Top of Provided records

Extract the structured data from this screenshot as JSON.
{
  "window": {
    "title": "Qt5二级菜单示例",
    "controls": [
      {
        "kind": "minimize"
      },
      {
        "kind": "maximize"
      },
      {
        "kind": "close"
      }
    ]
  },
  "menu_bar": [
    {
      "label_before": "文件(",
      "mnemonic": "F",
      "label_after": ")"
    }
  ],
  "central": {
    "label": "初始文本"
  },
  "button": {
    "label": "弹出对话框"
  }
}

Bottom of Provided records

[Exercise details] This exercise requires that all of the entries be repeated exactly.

[Answer for this exercise]
Extract the structured data from this screenshot as JSON.
{
  "window": {
    "title": "Qt5二级菜单示例",
    "controls": [
      {
        "kind": "minimize"
      },
      {
        "kind": "maximize"
      },
      {
        "kind": "close"
      }
    ]
  },
  "menu_bar": [
    {
      "label_before": "文件(",
      "mnemonic": "F",
      "label_after": ")"
    }
  ],
  "central": {
    "label": "初始文本"
  },
  "button": {
    "label": "弹出对话框"
  }
}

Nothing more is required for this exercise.